### Instructions to follow:
In the data that follows, find each line containing "than" and copy it.
▬▬▬▬▬▬
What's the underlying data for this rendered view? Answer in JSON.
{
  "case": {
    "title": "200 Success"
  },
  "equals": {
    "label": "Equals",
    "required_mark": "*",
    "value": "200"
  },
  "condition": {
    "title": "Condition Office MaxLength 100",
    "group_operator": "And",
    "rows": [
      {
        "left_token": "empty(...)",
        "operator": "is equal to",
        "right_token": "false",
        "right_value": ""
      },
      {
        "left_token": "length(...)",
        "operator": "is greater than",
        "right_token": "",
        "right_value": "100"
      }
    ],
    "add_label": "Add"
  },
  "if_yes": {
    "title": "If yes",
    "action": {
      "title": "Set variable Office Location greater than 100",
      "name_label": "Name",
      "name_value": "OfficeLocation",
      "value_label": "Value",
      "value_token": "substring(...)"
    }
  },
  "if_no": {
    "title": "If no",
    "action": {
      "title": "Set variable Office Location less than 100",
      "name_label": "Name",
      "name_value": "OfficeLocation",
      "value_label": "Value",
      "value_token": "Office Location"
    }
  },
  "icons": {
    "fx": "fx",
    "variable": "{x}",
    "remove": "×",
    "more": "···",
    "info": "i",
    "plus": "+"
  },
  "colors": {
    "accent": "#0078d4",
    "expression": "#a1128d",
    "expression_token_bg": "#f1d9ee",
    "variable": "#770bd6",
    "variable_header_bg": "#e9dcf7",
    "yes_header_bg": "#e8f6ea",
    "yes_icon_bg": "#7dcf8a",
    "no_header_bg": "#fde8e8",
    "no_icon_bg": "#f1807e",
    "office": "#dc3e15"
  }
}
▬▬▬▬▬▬
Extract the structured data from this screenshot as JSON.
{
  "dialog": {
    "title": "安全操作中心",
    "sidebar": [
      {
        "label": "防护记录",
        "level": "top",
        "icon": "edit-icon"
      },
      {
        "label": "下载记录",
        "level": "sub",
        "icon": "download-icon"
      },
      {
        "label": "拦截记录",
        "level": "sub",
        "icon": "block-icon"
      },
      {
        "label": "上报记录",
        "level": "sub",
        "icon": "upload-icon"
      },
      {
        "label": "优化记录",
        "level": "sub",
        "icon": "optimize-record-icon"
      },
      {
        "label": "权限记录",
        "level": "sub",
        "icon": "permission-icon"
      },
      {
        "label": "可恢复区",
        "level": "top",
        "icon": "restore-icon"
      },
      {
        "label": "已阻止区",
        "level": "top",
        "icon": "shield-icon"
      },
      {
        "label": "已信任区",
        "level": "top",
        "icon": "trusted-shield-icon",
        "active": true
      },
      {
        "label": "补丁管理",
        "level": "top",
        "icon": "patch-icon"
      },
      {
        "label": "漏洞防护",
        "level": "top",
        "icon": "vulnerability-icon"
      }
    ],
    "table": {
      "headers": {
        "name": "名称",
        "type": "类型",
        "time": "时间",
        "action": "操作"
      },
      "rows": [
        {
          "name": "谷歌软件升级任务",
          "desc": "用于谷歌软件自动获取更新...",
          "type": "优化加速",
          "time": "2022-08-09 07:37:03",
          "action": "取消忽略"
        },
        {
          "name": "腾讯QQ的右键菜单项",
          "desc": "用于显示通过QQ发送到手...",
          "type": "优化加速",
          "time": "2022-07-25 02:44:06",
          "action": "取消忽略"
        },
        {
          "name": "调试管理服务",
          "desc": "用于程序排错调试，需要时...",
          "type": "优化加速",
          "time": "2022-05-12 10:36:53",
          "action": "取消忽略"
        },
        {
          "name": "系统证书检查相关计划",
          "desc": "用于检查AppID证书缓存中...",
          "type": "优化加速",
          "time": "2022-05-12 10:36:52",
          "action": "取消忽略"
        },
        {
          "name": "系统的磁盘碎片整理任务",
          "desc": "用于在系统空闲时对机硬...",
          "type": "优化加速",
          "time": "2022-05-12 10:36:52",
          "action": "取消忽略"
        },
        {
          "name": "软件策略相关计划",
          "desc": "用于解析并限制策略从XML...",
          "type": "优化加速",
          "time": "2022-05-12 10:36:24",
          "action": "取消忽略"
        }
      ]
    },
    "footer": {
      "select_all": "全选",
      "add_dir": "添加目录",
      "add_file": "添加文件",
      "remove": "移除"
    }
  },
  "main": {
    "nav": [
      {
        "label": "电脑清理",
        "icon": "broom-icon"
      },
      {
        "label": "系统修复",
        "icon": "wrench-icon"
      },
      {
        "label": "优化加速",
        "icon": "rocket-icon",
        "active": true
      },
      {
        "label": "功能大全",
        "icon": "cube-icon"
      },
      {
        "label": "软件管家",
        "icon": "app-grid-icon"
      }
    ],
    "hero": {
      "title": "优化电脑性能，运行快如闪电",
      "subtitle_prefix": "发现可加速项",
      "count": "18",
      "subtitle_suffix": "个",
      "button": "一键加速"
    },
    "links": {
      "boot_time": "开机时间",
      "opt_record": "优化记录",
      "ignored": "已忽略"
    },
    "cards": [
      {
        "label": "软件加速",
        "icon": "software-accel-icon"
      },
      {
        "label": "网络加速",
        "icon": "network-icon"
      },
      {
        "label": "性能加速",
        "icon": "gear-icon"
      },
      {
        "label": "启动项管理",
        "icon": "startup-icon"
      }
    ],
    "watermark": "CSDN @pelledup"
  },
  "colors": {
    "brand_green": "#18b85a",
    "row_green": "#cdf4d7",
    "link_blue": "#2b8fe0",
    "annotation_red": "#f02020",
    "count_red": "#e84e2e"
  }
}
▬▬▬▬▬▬
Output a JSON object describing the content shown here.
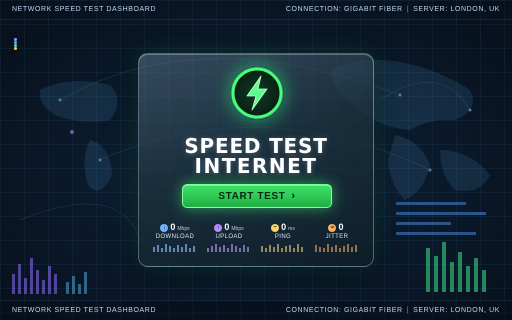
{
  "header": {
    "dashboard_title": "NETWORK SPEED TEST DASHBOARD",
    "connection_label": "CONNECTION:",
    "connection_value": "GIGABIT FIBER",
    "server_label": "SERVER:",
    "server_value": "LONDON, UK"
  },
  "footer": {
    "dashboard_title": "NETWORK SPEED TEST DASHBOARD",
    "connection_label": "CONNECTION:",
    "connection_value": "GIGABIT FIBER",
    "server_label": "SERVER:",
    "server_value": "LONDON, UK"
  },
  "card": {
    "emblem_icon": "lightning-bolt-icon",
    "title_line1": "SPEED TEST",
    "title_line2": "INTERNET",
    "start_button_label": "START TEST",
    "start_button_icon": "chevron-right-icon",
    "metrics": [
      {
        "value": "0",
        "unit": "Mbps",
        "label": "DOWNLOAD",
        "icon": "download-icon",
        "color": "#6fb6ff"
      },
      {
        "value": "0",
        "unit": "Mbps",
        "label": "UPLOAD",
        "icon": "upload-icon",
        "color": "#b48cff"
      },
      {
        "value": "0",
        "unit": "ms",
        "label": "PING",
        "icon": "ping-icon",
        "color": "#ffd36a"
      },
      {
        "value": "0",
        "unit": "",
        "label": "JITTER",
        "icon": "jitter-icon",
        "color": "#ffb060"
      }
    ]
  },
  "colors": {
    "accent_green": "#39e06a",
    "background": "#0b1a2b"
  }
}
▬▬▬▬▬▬
### Your solution:
        "operator": "is greater than",
      "title": "Set variable Office Location greater than 100",
      "title": "Set variable Office Location less than 100",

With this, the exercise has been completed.